When Haaretz asked a group of youths standing at the entrance to Arab Bank for their responses to Al Jazeera's latest news they smiled uneasily and said they hadn't seen Sunday night's broadcast.

"All I want is a permit, a permit to work in Israel," one said.

Contrary to the picture painted by Al Jazeera, there was no earthquake here, not even tremors. Fatah officials voiced no criticism of Palestinian Authority President Mahmoud Abbas or other senior PA figures. Far from it: Fatah leaders closed ranks to protect Abbas and launched a direct assault on Al Jazeera.

Even the Gaza-based senior Hamas official Ahmed Bahar admitted yesterday that the Al Jazeera report was "embarrassing" for the PA, but said it had not surprised him.

Fears of a "second Tunisia" seemed ridiculous yesterday, due not only to the apparent indifference of the Palestinian street but also in light of the complete control wielded by the Palestinian security forces.

Two passersby noted that while they were worried about Jerusalem in connection to the Al Jazeera report, they would not let anyone harm Abbas.

Some teens hung a banner at Ramallah's Manara Square reading "Al Jazeera is not Arab, Al Jazeera is Zionist."

An hour earlier the Secretary General of the Palestine Liberation Organization Executive Committee, Yasser Abed Rabbo, told a press conference that he "thanked" the Emir of Qatar for the media assault against the PA.

Even viewers who do not consider themselves Fatah supporters agreed yesterday that the Qatar-based satellite television network crossed the line between professional, reliable reporting and a propaganda machine that serves its masters.

It is not a matter of the documents exposed by Al Jazeera, most of which appear to be authentic.

But the way the information was presented suggests that the media empire has taken it upon itself to challenge the PA senior leadership.

Palestinian security forces prevented a group of Palestinians from breaking into Al Jazeera's offices overlooking Manara square, but it was equally clear that this was not the spontaneous initiative of a few passersby.

None of the documents the station presented contained any information about the negotiations that was not already known by the Israeli and the Palestinian publics.

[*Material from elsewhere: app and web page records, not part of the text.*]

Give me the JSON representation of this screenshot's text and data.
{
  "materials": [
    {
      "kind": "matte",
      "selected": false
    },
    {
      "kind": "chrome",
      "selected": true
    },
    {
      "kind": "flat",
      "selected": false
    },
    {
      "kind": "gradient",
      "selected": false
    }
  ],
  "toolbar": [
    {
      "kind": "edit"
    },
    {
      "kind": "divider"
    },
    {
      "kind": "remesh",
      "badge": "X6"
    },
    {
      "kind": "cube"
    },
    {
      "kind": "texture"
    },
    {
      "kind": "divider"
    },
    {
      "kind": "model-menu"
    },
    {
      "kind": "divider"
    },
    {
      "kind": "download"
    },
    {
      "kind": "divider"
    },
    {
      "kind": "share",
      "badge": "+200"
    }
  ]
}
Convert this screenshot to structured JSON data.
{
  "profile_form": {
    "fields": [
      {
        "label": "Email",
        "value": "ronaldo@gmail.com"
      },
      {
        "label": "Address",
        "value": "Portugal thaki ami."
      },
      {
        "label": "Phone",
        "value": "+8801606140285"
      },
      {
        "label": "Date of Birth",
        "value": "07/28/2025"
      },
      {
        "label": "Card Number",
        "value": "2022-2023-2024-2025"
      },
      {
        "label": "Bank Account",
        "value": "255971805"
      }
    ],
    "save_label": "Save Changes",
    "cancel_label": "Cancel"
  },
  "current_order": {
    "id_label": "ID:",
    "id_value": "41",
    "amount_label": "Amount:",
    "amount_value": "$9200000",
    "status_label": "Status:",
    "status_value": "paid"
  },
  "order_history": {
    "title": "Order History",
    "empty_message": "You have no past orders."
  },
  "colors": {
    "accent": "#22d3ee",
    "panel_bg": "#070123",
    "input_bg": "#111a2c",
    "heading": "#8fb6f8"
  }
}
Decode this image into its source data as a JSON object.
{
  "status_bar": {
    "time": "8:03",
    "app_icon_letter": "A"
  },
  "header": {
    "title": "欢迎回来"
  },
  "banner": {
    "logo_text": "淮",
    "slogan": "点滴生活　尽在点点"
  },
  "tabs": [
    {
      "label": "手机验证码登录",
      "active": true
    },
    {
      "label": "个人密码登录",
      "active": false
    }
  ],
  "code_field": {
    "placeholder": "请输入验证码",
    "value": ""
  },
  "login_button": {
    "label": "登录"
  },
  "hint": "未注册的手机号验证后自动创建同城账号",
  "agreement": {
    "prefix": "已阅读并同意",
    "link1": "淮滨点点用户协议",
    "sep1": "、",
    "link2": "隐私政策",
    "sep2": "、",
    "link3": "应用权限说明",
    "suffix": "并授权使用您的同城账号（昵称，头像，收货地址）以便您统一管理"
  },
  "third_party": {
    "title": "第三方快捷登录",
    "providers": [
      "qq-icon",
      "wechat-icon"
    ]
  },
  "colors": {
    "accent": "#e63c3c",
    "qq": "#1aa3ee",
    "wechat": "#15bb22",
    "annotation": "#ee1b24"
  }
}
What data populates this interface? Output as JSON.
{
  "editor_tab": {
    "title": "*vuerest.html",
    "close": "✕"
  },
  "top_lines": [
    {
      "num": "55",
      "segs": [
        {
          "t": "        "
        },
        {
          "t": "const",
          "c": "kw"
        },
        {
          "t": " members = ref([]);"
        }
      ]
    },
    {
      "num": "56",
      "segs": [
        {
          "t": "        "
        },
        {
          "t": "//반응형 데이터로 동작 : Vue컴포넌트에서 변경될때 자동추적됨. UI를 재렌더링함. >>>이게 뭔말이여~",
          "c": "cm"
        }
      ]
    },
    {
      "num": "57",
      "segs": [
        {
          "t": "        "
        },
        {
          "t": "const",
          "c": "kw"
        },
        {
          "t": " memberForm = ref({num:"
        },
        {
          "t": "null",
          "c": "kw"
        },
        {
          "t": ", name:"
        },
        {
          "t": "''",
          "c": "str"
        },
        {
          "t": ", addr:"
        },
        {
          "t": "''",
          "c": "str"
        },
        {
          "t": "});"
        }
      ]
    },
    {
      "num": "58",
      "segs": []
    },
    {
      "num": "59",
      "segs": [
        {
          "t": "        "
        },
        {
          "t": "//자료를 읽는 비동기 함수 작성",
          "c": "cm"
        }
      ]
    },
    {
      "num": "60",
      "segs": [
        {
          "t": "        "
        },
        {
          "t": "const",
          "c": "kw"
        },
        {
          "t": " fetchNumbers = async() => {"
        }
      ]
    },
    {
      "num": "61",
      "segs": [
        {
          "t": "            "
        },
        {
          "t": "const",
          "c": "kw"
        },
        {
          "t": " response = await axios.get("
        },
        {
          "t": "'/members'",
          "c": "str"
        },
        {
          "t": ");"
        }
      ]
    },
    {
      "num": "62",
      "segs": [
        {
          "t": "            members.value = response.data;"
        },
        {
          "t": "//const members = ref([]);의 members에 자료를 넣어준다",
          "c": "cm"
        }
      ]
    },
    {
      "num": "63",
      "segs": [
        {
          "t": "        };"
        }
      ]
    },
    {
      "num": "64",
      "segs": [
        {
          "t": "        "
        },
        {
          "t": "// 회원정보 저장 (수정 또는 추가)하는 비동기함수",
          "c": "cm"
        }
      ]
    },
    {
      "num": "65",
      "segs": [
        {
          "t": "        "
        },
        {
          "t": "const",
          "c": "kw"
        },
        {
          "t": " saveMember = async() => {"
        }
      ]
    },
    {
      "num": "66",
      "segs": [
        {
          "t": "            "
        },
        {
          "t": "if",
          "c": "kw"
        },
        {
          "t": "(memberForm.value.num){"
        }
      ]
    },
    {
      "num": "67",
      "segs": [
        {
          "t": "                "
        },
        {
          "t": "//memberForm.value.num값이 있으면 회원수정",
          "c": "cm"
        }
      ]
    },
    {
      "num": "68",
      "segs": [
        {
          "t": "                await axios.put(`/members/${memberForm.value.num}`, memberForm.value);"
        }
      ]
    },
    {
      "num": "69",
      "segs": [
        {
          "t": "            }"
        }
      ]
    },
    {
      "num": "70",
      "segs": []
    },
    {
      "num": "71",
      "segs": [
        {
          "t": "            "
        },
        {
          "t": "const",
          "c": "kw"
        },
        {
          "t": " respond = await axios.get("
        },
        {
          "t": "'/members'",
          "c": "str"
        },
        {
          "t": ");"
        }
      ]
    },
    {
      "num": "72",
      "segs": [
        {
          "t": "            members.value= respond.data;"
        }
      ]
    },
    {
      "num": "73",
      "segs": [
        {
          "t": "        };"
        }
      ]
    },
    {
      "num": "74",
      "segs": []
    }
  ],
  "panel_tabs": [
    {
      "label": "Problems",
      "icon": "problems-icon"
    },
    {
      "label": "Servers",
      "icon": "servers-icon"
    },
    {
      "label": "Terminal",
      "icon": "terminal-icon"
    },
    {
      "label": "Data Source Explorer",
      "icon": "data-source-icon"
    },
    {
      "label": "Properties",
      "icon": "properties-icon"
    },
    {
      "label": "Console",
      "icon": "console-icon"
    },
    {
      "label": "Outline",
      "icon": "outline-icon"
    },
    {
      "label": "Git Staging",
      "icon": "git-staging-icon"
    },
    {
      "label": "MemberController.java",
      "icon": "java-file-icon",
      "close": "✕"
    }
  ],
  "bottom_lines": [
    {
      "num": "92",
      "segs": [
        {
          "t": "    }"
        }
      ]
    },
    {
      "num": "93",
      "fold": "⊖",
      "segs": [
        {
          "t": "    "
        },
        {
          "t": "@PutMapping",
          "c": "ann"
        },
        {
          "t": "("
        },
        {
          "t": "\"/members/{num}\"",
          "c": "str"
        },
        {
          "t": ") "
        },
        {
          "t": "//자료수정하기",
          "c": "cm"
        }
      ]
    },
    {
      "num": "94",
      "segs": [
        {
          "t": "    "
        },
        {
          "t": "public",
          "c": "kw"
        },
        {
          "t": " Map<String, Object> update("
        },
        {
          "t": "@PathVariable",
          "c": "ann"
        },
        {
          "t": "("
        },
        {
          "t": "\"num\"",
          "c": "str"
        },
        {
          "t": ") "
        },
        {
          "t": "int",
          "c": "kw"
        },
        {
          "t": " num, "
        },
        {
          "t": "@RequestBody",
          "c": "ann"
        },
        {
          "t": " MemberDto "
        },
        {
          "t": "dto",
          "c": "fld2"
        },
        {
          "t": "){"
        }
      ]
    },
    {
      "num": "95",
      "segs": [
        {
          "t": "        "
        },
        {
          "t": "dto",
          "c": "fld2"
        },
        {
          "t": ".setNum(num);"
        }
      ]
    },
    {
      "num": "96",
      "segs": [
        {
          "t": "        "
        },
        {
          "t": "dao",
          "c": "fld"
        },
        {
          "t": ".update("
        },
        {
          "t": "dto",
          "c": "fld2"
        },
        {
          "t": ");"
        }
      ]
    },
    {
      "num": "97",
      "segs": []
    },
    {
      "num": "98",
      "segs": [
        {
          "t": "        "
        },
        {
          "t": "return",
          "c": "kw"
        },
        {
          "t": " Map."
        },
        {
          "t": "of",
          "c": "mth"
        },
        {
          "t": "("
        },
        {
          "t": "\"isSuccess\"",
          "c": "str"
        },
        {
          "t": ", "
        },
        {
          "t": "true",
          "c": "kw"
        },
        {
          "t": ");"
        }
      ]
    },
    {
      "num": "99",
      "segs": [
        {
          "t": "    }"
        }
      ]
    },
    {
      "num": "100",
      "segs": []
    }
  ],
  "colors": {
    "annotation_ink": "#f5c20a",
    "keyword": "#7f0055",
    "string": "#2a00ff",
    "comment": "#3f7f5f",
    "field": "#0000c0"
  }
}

The sensitive issue of Israel sovereignty over parts of East Jerusalem had been discussed and agreed in the July 2000 Camp David talks.

As for security coordination between Israel and the PA, every Palestinian knows this to be a fact since the Hamas takeover in the Gaza Strip.